◆ EXERCISE
Lines that contain the string "bgAlight" are the ones to list; copy all of them from the records.

START RECORDS PROVIDED

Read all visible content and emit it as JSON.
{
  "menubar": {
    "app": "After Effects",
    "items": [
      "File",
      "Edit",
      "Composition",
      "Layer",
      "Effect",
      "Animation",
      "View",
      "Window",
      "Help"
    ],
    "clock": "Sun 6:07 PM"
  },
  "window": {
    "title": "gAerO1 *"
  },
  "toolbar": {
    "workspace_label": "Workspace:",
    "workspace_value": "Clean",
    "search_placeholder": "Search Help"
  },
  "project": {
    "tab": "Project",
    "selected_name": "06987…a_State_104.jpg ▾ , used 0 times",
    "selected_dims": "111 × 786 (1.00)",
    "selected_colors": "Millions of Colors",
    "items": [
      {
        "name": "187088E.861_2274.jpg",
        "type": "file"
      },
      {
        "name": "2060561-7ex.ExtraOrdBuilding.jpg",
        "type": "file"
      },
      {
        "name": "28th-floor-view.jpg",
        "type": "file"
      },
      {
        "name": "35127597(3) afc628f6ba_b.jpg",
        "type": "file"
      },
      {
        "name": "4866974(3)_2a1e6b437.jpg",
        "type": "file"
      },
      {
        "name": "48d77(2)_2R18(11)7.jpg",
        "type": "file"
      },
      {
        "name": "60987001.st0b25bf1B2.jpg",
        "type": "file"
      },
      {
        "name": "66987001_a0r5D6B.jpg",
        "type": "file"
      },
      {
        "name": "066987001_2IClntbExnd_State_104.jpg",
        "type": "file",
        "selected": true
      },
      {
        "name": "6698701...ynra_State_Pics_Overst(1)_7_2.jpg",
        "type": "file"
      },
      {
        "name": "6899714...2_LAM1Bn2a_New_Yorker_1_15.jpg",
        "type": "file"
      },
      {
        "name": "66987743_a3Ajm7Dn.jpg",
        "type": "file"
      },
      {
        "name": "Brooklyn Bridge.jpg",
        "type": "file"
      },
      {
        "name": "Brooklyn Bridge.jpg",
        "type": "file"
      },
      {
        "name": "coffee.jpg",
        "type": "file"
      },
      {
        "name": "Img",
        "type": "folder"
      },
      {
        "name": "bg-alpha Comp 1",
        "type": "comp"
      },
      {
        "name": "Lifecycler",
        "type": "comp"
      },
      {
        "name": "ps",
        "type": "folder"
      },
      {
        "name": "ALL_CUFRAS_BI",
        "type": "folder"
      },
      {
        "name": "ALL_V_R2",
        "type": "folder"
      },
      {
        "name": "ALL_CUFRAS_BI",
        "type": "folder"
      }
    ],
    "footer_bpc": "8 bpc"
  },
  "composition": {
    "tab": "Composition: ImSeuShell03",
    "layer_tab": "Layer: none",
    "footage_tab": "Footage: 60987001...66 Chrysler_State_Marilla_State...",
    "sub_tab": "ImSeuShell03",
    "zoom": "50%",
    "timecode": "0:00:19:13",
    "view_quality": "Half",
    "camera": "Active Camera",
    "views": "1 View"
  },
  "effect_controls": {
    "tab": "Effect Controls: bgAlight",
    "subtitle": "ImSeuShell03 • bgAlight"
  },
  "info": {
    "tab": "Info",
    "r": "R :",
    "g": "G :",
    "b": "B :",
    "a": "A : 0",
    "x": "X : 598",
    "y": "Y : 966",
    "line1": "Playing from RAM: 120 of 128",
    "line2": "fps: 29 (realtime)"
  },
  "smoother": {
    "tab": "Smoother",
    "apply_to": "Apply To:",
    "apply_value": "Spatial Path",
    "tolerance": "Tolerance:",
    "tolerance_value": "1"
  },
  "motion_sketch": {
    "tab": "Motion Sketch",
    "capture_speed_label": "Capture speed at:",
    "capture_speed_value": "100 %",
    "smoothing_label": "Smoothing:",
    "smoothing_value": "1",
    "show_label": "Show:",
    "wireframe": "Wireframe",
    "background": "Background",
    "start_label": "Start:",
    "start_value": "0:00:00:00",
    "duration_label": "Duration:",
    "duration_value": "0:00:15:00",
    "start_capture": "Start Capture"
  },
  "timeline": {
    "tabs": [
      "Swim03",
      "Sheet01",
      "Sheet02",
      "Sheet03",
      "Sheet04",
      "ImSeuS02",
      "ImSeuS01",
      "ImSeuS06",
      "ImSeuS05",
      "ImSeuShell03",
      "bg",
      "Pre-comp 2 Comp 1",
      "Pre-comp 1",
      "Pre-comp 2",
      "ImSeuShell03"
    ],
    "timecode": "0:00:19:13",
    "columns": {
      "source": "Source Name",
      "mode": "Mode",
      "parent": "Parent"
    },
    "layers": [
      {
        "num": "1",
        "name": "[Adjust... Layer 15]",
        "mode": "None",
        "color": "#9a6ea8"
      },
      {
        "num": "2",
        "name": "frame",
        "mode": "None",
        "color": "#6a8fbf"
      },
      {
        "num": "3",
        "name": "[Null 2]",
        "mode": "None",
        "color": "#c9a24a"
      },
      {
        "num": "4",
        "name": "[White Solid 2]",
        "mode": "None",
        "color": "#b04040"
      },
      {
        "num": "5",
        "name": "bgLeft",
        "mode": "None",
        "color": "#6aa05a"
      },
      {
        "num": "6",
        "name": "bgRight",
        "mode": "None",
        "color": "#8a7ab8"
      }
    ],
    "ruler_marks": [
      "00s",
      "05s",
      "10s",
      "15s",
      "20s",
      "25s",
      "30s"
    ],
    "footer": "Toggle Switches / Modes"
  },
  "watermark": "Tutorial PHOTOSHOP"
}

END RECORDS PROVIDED

◆ TASK ANSWER
    "tab": "Effect Controls: bgAlight",
    "subtitle": "ImSeuShell03 • bgAlight"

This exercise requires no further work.